Scan the entries below and return each line that contains "icon".

Recorded data
_ _ _ _
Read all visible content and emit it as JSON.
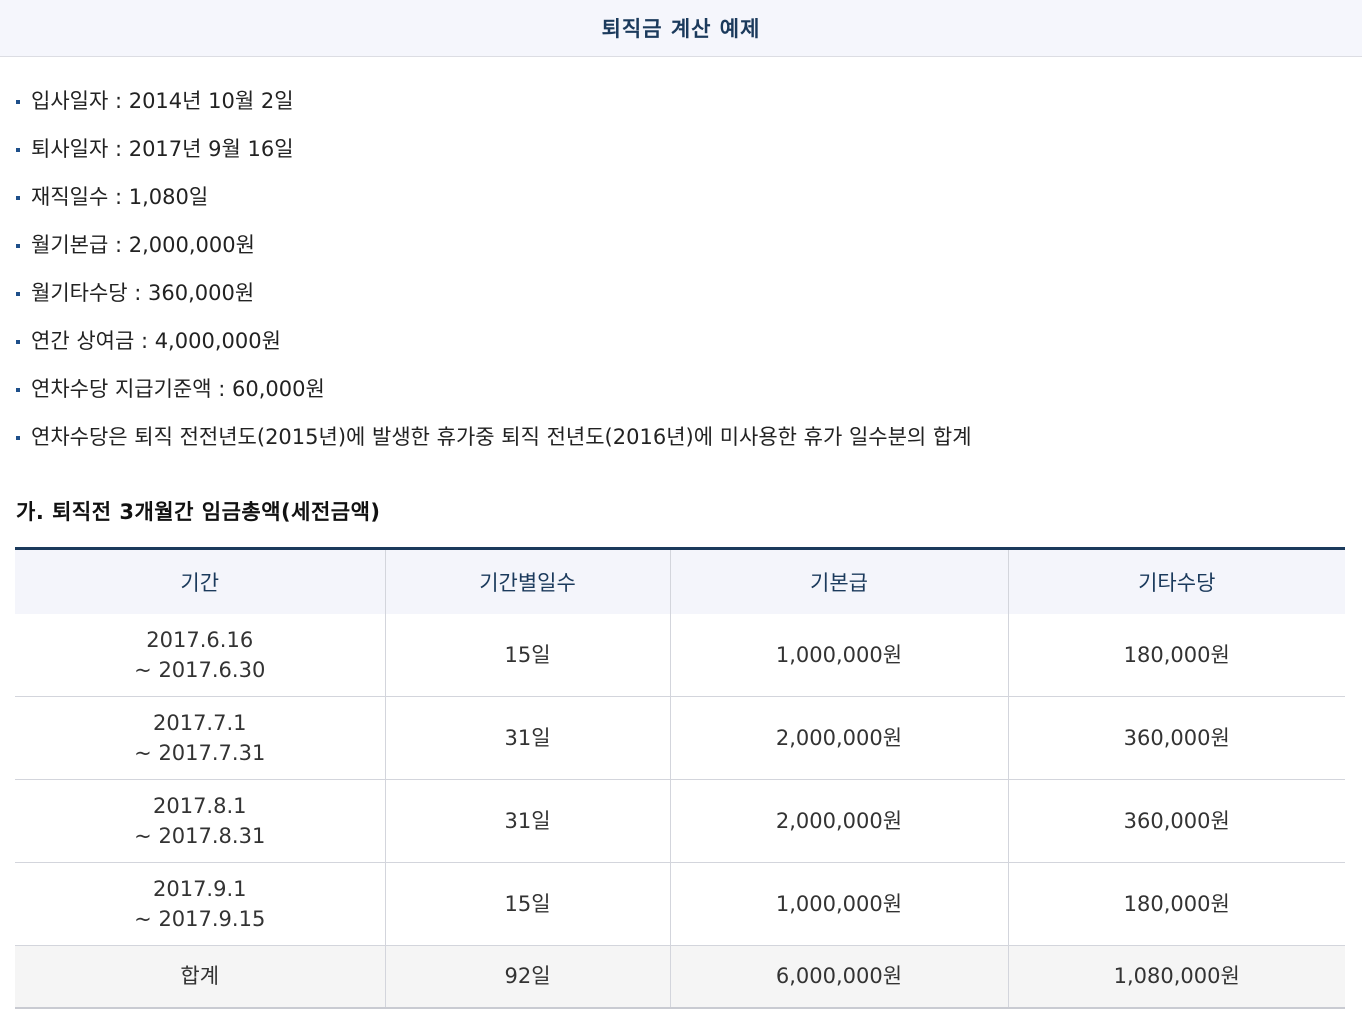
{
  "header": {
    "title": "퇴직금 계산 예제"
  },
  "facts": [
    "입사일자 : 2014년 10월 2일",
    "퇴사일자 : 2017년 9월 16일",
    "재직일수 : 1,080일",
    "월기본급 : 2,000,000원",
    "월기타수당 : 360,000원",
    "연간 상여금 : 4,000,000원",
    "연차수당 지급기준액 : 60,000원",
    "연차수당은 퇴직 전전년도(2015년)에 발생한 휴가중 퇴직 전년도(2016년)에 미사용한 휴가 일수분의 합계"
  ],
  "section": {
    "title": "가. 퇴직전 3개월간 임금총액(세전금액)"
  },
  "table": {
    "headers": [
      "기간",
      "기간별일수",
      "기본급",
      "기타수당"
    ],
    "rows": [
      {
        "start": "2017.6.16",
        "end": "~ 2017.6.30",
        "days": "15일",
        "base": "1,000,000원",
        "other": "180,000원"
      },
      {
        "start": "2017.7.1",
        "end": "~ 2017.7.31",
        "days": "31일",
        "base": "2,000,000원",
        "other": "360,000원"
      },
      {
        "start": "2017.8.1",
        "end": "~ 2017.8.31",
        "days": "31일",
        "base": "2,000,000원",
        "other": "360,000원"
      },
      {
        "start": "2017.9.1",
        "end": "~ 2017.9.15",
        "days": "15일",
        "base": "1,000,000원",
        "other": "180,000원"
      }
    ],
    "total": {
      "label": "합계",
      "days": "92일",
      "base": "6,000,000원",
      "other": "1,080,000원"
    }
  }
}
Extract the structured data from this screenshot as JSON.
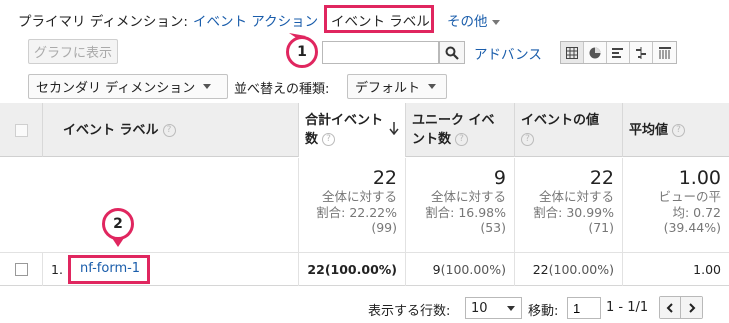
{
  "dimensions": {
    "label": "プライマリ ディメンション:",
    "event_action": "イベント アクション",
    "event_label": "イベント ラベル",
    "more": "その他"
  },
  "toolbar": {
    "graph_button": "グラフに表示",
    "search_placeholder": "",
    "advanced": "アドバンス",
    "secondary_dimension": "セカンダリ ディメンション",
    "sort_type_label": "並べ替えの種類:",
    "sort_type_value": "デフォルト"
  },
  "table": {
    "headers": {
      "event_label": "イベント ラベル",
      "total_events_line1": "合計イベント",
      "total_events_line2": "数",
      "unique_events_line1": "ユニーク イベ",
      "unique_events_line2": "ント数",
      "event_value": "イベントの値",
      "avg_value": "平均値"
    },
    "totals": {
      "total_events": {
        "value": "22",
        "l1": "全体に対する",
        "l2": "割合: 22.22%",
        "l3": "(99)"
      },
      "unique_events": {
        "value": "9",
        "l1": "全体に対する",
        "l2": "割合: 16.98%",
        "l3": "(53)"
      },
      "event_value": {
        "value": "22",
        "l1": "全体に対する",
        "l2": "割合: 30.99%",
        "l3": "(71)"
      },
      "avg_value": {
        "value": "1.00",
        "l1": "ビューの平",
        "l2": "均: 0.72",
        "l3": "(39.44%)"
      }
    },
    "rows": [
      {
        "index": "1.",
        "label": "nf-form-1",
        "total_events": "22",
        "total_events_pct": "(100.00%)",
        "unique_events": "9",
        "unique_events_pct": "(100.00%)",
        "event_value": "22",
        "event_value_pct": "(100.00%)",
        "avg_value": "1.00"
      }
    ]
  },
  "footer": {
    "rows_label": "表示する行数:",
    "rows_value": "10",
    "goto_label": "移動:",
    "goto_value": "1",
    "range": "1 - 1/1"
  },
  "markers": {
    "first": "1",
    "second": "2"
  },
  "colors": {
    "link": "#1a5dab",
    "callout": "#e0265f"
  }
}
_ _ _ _
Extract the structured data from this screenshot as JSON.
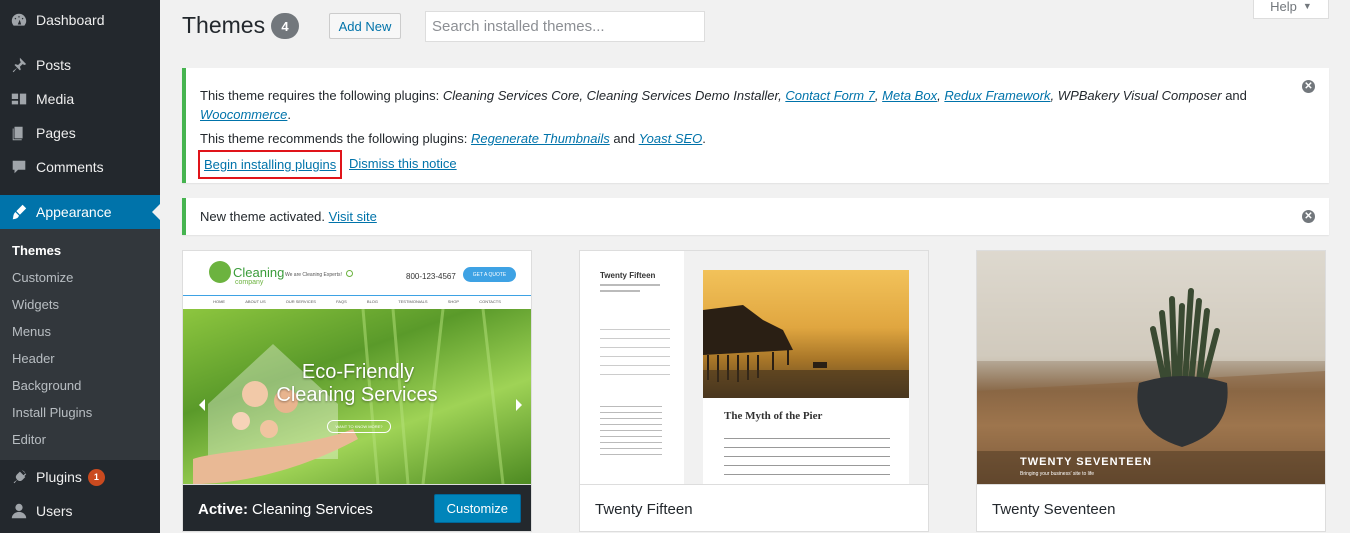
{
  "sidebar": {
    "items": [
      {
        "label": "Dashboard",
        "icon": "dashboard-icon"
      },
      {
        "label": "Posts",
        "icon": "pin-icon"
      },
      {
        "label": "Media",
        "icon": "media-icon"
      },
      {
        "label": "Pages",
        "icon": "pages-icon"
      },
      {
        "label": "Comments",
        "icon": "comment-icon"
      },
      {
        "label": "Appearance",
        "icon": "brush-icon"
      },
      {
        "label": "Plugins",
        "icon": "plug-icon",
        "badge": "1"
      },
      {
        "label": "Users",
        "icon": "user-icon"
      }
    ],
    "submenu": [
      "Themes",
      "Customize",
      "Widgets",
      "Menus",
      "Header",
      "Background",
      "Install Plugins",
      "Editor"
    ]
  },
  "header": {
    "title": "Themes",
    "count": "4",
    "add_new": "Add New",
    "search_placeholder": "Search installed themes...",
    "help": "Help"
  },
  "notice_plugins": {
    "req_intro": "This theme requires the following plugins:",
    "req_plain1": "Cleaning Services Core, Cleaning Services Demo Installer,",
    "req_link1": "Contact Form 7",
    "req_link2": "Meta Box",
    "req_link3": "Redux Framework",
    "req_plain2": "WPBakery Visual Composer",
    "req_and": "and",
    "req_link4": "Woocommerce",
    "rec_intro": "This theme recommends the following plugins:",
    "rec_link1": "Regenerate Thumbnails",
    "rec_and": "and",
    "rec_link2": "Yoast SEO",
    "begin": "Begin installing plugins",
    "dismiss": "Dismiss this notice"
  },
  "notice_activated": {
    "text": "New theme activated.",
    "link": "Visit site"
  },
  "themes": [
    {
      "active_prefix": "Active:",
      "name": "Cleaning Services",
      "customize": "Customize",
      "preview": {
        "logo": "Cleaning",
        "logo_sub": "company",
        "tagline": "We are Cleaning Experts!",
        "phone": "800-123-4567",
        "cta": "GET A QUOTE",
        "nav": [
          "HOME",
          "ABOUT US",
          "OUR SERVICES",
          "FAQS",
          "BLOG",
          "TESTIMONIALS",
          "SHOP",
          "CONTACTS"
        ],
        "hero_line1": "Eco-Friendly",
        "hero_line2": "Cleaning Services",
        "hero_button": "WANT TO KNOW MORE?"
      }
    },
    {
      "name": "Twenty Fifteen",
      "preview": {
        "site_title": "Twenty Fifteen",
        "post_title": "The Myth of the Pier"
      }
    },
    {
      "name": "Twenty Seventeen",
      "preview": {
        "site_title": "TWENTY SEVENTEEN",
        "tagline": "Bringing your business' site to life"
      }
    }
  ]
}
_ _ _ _
-- Result of the exercise --
        "icon": "dashboard-icon"
        "icon": "pin-icon"
        "icon": "media-icon"
        "icon": "pages-icon"
        "icon": "comment-icon"
        "icon": "brush-icon"
        "icon": "plug-icon",
        "icon": "user-icon"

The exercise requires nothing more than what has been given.